REVIEW: Parker Maxx Fly DF524
There’s a perception that Parker’s designs have always been divisive: either you love them or you hate them. That’s not surprising, since they’re very futuristic and ergonomic – not traits you usually associate with a type of instrument whose most popular variants are still models designed almost 60 years ago. But there are plenty of players who sit on the fence when it comes to Parker too. The MaxxFly series is for them: futuristic enough to express the adventurous Parker spirit, but with plenty of concessions for those who prefer a more traditional feel too.
The MaxxFly DF824 is made of a solid alder body with a polyurethane finish, and the upper horn is more traditional compared to the radical Parker Fly design – although I kind of miss having the upper horn echo the curve of the headstock, to be honest. I dig the original Fly. The bridge is Parker’s own tremolo design, which pivots on ball bearings and has a removable but comfortable-feeling spongey bar tip. The bar itself extends a little bit further than most other guitars, and the extra pivot power helps to maintain a smooth feel in operation. It also positions the bar for some interesting effects such as tapping while operating the bar.
The neck is maple, with a unique Radial Neck Joint which maintains its radius all the way into the body, meaning there are no flat surfaces between the neck and body and therefore better stability and energy transfer. Or to put it another way, the itself never flattens out into a block where it joins the body like other bolt-on guitar designs. Instead it maintains its roundness all the way, with the body’s neck pocket curving to match the shape of the neck, rather than having the neck flatten out to match the pocket.
The fretboard is rosewood with no front position markers whatsoever (although the side markers are quite sufficient, as far as I’m concerned), and it features 22 jumbo stainless steel frets. The Sperzel Trim-Lok tuners are designed for maximum stability and tidiness, and they maintain a bit of the futuristic Parker feel too.
Electronics include a trio of Seymour Duncan pickups (a TB-14 Custom 5 humbucker and two SSL-6 Custom Flat single coils) with five-way position switch, volume knob and push-pull tone pot which doubles as a coil split for the humbucker; and six Fishman acoustic piezo saddles which pair up with a Fishman Powerchip preamp with dedicated volume control. There’s also a three-way toggle switch for selecting between magnetic, piezo or both pickup systems, while the output jack can tell whether you’re plugging in a mono or stereo cable, and will split or mix the signal accordingly.

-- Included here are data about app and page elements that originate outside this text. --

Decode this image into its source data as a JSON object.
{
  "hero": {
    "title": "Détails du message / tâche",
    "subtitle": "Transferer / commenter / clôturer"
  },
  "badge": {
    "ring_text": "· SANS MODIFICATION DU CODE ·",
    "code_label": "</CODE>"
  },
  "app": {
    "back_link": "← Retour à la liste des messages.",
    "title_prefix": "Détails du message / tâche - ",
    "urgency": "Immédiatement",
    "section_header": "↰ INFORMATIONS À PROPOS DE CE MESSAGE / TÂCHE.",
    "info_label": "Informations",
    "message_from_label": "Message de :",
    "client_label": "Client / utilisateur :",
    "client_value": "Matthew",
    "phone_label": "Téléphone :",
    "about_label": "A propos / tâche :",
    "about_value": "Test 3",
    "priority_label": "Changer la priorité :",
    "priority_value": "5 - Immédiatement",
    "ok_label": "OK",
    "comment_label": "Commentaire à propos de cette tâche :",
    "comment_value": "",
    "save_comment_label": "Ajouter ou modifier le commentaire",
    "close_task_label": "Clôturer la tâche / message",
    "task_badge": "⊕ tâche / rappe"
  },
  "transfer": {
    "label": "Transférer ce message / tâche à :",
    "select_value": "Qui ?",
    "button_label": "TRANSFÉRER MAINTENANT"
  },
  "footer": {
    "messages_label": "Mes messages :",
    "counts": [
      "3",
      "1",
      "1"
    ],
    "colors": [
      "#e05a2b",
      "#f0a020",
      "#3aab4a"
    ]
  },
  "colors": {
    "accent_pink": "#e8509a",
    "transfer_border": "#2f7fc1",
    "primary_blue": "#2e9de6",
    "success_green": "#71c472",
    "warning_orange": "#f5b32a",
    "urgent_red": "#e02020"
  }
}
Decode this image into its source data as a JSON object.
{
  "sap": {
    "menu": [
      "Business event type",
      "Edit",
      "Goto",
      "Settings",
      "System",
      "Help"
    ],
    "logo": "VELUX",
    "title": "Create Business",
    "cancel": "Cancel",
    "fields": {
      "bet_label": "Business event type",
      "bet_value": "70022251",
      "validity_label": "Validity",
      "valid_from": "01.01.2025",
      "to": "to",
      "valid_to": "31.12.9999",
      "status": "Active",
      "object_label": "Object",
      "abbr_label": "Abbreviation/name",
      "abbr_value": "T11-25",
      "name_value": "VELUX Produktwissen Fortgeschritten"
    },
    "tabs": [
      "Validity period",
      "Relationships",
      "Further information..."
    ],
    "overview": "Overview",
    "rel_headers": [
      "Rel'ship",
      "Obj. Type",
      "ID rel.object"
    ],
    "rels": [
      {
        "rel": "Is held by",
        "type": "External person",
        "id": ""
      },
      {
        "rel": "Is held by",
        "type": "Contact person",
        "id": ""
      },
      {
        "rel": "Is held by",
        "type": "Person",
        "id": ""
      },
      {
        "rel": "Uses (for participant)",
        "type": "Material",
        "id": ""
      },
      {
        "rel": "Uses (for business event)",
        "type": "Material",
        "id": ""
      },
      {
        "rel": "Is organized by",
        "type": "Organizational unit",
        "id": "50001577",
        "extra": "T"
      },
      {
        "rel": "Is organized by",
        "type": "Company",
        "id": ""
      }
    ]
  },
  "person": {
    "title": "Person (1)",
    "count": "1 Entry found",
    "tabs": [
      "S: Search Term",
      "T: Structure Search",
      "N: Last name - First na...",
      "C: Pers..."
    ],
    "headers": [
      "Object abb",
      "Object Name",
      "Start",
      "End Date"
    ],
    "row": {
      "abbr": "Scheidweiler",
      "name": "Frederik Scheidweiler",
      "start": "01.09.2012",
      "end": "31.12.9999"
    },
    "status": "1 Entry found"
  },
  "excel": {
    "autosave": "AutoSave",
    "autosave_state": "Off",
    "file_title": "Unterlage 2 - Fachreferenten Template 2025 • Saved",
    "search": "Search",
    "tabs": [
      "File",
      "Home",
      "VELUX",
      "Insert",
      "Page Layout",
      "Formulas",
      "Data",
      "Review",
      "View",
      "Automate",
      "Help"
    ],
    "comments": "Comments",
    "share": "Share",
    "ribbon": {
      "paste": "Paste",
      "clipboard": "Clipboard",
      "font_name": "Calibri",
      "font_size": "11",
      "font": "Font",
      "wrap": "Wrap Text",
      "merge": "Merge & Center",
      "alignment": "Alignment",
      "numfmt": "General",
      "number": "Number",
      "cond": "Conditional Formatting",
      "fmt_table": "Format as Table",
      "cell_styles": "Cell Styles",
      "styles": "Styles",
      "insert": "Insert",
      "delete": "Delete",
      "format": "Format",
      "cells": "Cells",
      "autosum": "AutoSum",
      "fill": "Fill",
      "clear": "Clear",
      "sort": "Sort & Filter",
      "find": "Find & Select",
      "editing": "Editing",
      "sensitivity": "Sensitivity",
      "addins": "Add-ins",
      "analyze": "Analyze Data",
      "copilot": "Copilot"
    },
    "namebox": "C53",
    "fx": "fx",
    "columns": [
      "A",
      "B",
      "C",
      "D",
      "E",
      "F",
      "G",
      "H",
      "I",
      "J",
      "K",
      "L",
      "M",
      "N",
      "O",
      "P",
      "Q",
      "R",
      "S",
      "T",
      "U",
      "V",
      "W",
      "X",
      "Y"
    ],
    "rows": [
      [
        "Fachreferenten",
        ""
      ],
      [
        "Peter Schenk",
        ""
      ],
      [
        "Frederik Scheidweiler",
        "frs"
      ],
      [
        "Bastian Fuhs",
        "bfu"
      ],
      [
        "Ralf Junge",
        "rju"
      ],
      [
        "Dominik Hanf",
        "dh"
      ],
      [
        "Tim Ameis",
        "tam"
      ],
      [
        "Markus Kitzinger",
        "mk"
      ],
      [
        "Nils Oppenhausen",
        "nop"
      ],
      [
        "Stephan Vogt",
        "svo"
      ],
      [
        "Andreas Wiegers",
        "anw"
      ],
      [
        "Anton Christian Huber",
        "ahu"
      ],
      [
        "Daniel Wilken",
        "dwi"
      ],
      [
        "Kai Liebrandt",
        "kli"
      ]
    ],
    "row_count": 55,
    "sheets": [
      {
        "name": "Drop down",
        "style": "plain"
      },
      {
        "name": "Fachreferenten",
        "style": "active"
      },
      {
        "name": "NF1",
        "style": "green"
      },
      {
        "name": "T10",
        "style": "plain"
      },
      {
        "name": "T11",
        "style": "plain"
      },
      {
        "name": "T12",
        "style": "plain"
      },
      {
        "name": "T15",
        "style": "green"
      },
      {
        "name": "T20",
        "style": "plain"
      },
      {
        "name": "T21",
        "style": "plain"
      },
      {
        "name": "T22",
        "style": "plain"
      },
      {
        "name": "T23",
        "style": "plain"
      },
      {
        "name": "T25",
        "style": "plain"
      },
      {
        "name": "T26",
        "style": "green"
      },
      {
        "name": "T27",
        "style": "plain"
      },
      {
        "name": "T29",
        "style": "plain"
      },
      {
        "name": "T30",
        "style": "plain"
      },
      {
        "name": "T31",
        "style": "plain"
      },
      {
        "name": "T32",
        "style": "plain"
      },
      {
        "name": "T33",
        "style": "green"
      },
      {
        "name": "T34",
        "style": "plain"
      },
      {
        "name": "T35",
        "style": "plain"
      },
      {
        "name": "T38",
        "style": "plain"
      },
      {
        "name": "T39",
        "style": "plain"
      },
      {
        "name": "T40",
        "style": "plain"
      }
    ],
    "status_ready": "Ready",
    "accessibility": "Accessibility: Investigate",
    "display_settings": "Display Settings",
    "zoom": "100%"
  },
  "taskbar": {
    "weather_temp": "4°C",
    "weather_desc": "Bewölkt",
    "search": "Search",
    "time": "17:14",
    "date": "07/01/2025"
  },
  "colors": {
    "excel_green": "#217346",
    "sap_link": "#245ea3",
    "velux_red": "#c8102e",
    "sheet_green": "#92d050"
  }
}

The playability is incredibly effortless and buttery, aided no doubt by the comfortably flattish neck profile and the smooth movement of the bridge, and the body feels very ergonomic too. It seems to just insinuate itself against your body and is very comfortable. By the way, ever notice how Parkers are one of the few guitars that don’t look weird when you wear them really high?
The Seymour Duncan TB-14 Custom 5 has plenty of bite and chunk, making it a great all-round rock and metal humbucker. Bend a note and it screams with rich harmonic overtones (especially if you execute a double bend by striking and bending two strings at once), while palm-muted low notes have an addictively percussive thud. The single coils (and the coil-split setting for the TB-14) are surprisingly vintage-sounding for such a futuristic-looking guitar, and I really expected them to be a little more flat and characterless compared to how they actually sound. It’s a little jarring to get such authentically old-school tones out of such an undeniably forward-looking axe, but there it is! By contrast the acoustic sound is a little sterile but that makes it an ideal candidate for external processing while keeping costs down compared to if there was a full-featured inbuilt acoustic preamp. You can achieve some pretty interesting sounds by blending the two pickup systems too, either through separate amps for a more realistic electric/acoustic duet sound or through an electric amp for more edge and attack.
The DF524 strikes a nice balance between futurism (electronics, bridge, body shape, neck joint) and traditionalism (tone, body woods). Although some might still be freaked out by its uniqueness, that’s their loss: this is a very easy-to-get-along-with guitar that rewards rampant daring experimentalism but also gives you a wide range of traditional sounds to play with as well.
LINK: Parker Guitars